§ What is required
The required response is the number of lines in the entries that include the word "this", with nothing added.

§ Record extracts
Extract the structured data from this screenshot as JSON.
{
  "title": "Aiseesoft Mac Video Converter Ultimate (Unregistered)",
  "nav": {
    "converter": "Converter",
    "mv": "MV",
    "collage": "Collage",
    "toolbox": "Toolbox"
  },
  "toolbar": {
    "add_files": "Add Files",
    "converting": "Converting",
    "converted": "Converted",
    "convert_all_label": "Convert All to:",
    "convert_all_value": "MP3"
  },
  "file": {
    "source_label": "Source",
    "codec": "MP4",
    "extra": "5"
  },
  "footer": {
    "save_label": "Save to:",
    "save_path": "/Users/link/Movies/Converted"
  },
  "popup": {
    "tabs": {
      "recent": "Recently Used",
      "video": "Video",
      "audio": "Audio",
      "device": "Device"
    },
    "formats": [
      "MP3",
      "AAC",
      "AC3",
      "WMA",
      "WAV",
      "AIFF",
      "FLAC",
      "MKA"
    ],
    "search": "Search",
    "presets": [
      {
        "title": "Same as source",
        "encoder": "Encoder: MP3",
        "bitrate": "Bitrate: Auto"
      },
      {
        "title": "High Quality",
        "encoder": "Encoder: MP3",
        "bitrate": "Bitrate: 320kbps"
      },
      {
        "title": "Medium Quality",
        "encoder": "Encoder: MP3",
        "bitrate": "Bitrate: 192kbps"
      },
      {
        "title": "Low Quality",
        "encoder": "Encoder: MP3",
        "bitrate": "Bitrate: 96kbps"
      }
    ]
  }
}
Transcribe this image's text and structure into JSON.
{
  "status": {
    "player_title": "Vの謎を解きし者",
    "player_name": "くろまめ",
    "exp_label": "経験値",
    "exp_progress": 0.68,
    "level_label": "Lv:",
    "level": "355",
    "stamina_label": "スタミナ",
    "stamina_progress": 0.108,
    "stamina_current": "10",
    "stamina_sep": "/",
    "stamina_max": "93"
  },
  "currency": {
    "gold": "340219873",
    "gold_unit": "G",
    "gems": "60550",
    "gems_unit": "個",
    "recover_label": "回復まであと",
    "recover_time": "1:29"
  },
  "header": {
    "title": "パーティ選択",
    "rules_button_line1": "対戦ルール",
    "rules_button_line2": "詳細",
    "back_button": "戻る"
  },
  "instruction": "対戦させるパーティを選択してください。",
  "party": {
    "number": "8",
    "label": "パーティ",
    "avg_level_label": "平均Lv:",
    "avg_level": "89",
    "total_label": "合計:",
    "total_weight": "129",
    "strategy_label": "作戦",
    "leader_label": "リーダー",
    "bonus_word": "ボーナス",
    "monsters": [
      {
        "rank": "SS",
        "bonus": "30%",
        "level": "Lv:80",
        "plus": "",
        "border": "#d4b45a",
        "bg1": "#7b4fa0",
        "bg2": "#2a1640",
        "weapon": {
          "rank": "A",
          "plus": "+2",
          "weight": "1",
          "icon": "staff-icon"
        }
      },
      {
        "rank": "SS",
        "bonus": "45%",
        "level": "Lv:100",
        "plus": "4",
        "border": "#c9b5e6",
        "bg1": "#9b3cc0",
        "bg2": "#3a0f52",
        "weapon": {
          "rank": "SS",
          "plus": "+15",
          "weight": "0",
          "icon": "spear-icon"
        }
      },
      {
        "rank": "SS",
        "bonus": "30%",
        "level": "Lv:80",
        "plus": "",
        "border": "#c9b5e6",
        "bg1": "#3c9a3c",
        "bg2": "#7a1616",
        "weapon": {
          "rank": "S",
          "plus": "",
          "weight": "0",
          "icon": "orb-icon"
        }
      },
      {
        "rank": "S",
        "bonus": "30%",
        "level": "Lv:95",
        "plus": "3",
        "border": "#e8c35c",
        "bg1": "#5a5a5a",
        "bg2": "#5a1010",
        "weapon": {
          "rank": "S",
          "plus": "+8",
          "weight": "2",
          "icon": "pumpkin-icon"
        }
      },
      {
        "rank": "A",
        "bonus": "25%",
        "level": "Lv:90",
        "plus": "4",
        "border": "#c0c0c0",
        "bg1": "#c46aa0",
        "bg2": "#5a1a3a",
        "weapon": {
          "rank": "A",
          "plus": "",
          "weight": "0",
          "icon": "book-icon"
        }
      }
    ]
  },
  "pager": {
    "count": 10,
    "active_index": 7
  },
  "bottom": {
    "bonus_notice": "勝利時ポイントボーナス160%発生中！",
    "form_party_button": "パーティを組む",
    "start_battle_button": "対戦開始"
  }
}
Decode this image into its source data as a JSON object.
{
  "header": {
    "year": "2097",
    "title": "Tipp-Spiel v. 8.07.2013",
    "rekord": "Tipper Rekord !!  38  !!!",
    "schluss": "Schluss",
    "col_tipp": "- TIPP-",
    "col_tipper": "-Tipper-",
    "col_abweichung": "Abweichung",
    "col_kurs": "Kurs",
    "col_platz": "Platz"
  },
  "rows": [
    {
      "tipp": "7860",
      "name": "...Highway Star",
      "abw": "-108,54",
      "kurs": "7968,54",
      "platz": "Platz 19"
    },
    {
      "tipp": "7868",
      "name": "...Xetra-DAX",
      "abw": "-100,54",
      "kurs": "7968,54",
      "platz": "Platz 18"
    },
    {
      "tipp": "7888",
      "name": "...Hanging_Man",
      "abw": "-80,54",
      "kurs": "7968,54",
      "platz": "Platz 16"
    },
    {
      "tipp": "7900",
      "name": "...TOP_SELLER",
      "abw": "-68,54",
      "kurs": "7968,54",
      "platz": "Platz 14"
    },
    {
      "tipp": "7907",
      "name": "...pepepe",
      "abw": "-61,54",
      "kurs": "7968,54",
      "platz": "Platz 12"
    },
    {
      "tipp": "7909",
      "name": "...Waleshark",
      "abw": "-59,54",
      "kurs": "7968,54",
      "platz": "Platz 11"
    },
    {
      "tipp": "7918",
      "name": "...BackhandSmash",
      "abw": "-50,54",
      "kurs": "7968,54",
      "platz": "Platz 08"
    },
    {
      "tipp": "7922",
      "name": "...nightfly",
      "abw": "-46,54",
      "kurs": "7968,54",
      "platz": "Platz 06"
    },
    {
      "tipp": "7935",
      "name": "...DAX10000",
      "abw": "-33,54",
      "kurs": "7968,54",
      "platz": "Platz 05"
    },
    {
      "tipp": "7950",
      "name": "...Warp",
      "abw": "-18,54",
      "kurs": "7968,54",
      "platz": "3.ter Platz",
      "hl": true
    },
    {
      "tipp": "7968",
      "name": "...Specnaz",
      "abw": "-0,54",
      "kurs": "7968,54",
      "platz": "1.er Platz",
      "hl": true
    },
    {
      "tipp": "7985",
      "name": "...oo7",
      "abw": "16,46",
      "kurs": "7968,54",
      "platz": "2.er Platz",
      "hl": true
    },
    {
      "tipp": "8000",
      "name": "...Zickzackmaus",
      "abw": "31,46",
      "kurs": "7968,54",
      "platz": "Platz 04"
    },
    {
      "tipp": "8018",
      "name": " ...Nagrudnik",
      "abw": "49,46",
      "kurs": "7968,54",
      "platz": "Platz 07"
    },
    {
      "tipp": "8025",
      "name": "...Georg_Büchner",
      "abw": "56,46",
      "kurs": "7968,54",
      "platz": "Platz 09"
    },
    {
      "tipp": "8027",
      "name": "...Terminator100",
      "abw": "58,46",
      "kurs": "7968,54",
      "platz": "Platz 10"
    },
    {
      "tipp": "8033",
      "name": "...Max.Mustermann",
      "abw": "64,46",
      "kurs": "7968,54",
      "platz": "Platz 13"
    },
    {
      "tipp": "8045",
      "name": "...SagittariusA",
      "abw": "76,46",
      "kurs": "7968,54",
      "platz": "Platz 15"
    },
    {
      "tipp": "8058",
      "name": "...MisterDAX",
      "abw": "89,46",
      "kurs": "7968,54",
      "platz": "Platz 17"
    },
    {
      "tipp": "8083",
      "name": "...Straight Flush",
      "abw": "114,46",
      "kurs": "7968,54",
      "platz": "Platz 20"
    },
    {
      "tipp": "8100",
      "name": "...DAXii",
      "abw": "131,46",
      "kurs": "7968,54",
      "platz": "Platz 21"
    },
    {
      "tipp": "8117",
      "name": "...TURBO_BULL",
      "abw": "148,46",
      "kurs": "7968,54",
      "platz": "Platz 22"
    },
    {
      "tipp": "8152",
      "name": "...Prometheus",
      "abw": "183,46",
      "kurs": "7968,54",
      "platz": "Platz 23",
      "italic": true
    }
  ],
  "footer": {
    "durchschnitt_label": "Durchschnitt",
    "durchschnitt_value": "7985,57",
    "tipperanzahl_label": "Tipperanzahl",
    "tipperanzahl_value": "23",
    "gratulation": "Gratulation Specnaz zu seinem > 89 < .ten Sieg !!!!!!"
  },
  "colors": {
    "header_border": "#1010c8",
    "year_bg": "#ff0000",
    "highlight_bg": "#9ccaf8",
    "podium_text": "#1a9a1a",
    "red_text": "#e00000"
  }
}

§ Task solution
3